Paint technology has improved a lot over the years. Factors like temperature, humidity, and direct sunshine can effect the quality of results. For example, painting your home in the direct summer sun in Boca Raton or other South Florida towns causes the paint to dry almost instantly and can be very hard to work with.
Despite improvements in paint technology, you still cannot paint your home when it’s raining out.
Painting in Humidity: Air and Surfaces
If you are delaying painting your house due to humidity, you will never finish your project. Boca Raton is never not humid. Even in winter time, we carry some degree of humidity in the air. In rain, dew, or other high-moisture conditions, the main issue is not the dampness of the air but the dampness on the surface to paint.
Humidity Affects Dry Time
Humidity does not have to delay you from painting. In our experience, humidity affects painting surfaces in dry times in the paint.
Very humid conditions mean that the water cannot evaporate at a faster rate than the solvents in the paint. The paint is struggling to cure itself but it cannot do so when it is in such a water-logged state. Using oil-based paints will not help, either. Oil-based paints will encounter the same problems as water-based latex paints.
Optimal vs. Acceptable Humidity Levels for Painting
Optimal relative humidity (RH) levels for exterior painting tend to be in the 40-50% range. Some humidity is desirable for proper drying time. As an extreme example, a dark surface painted in direct sunlight will cure so fast that brush marks remain in place and uneven glossiness (called paint flashing) will occur. Paint that is allowed to dry slower will level out its brush marks and the sheen will remain consistent.
On the flip side, levels in the 70% zone will drastically slow dry time. But these humidity levels should not prevent you from painting either. They simply make the job more slower to finish.
Painting above 85% humidity is not recommended. The paint will remain gummy and gel-like until the RH lowers to an acceptable level long enough for the paint dry. In addition, because the paint has not been allowed to level properly, the texture will remain wavy and otherwise unacceptable.
Temperature and Humidity

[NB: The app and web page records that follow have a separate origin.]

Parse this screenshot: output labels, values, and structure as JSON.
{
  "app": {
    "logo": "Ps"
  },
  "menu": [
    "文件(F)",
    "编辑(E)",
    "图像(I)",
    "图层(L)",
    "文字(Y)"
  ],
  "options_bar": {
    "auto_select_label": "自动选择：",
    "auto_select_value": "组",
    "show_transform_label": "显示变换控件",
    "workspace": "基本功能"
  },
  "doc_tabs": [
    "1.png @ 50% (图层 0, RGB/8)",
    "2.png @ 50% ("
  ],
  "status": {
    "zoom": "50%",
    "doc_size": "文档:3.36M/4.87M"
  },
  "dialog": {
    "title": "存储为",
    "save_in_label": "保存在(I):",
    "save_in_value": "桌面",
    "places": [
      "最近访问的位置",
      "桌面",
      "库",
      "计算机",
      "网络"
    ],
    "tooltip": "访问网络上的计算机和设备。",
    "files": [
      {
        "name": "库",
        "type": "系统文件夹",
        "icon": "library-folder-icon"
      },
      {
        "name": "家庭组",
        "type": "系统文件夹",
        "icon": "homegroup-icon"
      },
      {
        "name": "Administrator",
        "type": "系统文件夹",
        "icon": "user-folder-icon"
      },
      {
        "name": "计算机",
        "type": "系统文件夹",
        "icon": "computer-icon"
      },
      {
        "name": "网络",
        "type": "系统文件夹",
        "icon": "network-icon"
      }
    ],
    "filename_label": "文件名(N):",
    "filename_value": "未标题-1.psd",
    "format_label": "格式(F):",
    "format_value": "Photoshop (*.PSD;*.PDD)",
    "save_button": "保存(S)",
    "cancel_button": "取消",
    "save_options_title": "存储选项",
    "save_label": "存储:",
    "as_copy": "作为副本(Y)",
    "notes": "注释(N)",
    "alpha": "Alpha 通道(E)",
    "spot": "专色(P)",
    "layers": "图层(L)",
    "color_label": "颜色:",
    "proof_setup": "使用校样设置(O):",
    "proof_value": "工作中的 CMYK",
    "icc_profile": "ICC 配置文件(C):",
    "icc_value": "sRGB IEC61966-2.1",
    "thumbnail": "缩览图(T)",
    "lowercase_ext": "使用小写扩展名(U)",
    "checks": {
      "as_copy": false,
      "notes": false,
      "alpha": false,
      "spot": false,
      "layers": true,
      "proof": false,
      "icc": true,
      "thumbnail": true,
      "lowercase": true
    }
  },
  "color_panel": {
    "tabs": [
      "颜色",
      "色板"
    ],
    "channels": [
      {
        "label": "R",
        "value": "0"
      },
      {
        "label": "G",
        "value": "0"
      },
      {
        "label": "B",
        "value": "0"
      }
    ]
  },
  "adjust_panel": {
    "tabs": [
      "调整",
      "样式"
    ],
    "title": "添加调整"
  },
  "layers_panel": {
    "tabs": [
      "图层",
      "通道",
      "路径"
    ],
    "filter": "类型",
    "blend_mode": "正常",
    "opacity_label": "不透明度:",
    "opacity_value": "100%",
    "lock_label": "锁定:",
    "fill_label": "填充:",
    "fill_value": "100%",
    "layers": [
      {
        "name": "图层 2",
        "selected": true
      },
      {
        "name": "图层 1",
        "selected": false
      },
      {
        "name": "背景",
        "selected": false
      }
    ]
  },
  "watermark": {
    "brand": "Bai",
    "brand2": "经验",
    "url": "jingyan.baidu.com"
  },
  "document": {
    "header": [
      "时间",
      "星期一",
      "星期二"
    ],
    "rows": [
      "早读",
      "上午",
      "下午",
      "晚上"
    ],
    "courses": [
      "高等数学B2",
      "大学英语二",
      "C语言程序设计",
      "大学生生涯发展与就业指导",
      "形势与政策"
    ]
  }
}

One trick of the trade for exterior painting in South Florida, is to time your painting session so that temperatures are on the rise. Consider begining your session several hours before the day’s peak temperature, which is usually late afternoon. By building in a few hours of head-start, you give the paint enough time to do its job.
Start early. But if you begin too early in the day, you have to deal with moisture remaining on the surface from the previous night.
What is the Right Season to Paint?
If you are painting a previously painted surface, you can wait until late morning or about noon, when the dew has dried off of the surface. When the moisture starts to disappear, you can be start to paint.
Uncoated wood is very porous and retains moisture within the wood’s cellular core, even if it feels dry. For situations like this, may just have to wait for a warmer, drier season.
Is Interior Painting Affected by Humidity?
Interior painting is a different matter, with air conditioning, humidity is under control so interior walls are rarely affected by humidity.
Even if you are not controlling the home’s humidity, your HVAC system or even window AC, does the job for you.